## TASK DESCRIPTION
Sort through the entries below and pull out lines containing the word "SMAVG".

## Excerpts from an interface dataset
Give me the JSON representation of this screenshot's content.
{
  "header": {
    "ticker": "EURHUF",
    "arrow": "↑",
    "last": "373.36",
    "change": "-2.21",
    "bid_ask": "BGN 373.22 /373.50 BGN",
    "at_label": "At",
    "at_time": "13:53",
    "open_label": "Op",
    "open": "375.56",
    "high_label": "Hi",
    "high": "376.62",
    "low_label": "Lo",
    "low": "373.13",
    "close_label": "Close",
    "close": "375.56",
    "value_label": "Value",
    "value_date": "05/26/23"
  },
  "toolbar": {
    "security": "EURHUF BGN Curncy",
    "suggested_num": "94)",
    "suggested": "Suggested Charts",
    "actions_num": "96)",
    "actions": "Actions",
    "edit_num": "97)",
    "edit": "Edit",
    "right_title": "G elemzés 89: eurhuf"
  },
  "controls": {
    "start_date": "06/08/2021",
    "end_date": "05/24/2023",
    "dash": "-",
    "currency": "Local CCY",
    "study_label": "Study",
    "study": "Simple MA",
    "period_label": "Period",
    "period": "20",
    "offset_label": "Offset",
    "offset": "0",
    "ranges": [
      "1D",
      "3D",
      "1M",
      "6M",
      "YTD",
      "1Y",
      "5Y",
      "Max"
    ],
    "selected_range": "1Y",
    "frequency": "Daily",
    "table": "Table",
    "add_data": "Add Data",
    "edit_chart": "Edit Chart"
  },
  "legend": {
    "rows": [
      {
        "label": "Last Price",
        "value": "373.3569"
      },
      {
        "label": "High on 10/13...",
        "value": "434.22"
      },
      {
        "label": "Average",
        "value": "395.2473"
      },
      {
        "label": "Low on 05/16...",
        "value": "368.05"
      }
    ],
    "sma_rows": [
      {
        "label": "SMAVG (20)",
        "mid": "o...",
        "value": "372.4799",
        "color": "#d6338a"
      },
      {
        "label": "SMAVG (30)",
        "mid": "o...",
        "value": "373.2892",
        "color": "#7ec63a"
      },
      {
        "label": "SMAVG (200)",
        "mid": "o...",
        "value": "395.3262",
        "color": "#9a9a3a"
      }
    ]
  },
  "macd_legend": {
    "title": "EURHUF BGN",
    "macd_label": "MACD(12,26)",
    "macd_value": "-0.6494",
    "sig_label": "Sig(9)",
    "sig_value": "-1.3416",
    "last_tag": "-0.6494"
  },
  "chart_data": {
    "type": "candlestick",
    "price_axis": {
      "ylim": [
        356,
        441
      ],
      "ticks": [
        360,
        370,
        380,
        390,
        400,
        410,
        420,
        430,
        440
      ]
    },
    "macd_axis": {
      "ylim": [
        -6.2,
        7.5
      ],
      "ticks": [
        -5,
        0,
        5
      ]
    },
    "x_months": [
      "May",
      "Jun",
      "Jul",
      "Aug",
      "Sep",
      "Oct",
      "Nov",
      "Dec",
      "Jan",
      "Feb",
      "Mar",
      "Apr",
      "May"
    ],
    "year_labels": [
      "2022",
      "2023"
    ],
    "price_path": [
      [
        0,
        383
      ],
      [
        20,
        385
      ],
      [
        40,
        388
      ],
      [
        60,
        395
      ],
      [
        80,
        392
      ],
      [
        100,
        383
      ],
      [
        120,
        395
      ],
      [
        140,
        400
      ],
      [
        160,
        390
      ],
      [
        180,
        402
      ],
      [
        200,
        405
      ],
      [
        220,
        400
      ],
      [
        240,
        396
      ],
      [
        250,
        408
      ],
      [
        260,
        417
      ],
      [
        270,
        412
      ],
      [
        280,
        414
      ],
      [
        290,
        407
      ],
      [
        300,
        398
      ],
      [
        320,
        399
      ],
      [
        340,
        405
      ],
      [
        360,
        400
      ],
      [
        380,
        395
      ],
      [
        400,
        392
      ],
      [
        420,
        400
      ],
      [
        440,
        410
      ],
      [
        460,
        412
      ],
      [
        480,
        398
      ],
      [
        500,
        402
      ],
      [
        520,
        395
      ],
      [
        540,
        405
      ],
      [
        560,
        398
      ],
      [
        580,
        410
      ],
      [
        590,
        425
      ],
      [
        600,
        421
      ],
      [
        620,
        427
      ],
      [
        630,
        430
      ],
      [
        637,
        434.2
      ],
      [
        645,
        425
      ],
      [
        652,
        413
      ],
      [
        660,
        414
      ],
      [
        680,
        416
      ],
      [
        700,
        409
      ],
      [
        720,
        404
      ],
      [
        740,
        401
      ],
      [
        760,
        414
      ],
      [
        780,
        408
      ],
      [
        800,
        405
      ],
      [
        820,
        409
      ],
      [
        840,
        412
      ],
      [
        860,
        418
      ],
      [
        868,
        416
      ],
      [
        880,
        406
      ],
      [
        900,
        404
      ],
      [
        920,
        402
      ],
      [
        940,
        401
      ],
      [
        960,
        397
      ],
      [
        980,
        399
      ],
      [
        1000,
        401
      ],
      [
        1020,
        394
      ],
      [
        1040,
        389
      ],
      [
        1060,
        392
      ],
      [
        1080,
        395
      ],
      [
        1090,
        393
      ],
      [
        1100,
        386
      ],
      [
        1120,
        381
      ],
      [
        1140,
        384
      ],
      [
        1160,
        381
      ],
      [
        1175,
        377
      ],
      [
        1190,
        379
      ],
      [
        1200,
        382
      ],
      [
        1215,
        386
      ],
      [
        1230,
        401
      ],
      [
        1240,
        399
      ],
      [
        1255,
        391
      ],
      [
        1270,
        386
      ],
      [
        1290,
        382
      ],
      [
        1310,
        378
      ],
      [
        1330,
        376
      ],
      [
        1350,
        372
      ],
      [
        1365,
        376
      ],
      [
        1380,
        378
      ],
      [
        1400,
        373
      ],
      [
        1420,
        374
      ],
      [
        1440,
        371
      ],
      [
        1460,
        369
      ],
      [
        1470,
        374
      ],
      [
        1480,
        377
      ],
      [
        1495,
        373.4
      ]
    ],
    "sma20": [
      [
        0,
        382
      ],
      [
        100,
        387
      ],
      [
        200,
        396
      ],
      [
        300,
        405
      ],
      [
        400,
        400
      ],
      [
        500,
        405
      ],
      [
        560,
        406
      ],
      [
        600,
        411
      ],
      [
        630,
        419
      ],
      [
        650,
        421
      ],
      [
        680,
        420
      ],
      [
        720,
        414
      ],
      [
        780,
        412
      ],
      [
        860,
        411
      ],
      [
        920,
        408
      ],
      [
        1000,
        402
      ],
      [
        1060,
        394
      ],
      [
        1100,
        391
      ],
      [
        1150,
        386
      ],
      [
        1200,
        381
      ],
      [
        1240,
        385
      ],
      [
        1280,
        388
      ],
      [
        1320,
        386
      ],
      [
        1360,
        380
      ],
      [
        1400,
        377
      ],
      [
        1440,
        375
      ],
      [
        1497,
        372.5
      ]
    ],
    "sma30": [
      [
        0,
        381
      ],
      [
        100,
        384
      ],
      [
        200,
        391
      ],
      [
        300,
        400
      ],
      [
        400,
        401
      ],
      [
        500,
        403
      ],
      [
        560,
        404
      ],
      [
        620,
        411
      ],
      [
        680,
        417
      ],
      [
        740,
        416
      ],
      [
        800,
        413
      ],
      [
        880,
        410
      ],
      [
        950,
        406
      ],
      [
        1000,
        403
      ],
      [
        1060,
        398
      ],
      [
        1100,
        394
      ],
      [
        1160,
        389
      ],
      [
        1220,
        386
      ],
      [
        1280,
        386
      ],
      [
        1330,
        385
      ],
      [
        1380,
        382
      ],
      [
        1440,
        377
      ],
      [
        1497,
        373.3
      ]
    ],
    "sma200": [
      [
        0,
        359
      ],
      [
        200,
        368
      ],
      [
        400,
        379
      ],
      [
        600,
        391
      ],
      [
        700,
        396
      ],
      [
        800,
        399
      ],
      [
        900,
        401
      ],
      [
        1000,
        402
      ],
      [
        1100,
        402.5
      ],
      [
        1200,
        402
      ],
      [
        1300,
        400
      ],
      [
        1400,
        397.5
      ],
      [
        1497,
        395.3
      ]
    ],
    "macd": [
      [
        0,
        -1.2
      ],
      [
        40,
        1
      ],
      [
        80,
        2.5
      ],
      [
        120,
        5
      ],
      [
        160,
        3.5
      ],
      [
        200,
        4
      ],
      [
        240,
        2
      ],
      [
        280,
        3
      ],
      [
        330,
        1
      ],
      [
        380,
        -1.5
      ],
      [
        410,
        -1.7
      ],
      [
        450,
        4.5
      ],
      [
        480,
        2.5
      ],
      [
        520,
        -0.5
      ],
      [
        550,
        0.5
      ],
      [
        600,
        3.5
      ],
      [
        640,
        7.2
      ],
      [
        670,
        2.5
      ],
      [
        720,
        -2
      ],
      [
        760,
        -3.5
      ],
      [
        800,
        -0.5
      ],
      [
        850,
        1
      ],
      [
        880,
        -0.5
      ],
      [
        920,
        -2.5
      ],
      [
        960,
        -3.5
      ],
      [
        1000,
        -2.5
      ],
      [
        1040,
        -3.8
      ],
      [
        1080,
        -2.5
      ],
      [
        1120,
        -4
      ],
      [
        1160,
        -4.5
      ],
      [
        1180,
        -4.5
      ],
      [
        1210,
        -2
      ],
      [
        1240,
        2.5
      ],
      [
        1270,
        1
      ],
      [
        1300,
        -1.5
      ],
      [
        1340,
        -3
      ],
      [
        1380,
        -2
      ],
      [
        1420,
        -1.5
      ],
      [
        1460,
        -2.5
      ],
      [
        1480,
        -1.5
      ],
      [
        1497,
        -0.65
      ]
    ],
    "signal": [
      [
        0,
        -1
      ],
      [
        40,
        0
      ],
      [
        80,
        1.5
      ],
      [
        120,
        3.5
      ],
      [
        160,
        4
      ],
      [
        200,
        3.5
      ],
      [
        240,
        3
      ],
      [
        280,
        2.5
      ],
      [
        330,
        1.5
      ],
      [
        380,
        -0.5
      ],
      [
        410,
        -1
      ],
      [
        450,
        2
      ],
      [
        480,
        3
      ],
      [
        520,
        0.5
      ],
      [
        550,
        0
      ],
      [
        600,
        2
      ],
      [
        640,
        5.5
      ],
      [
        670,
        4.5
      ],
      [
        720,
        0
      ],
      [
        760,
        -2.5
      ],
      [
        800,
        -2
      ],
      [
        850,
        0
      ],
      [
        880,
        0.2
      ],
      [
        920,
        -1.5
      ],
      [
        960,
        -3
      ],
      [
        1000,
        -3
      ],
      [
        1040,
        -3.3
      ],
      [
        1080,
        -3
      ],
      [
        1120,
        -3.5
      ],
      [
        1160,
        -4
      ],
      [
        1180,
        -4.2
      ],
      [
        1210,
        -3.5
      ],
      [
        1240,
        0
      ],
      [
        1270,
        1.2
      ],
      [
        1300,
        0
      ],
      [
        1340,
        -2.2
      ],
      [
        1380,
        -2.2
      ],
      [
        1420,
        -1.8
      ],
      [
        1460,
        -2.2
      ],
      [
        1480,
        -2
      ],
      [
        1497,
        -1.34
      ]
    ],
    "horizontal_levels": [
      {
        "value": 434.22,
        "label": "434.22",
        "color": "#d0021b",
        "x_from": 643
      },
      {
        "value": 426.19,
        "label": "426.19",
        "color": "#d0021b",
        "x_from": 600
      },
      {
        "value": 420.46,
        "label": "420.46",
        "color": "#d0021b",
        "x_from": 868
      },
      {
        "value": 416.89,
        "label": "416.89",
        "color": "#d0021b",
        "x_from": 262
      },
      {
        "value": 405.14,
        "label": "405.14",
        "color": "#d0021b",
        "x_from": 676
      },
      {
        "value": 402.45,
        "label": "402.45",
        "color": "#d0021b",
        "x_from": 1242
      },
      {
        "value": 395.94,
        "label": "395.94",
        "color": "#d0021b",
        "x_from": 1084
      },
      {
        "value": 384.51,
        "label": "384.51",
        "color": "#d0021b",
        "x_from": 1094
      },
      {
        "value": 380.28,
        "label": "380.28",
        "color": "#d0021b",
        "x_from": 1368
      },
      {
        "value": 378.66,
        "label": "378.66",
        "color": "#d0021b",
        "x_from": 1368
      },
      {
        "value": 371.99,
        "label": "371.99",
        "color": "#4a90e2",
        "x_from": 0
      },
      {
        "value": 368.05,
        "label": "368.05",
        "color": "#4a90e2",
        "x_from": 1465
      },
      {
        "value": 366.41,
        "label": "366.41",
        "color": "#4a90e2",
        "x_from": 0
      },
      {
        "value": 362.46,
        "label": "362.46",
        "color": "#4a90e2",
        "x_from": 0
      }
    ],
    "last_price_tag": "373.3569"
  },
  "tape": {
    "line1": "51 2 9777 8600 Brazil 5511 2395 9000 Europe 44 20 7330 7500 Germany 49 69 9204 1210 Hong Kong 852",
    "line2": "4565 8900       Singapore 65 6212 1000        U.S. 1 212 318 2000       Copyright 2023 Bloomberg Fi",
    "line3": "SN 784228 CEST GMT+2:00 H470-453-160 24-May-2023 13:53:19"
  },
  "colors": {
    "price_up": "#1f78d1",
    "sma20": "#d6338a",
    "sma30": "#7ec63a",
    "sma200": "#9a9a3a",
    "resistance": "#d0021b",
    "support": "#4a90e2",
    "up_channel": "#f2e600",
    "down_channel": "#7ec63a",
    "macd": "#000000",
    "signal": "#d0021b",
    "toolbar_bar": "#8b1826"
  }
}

## RESPONSE TO THE EXERCISE
        "label": "SMAVG (20)",
        "label": "SMAVG (30)",
        "label": "SMAVG (200)",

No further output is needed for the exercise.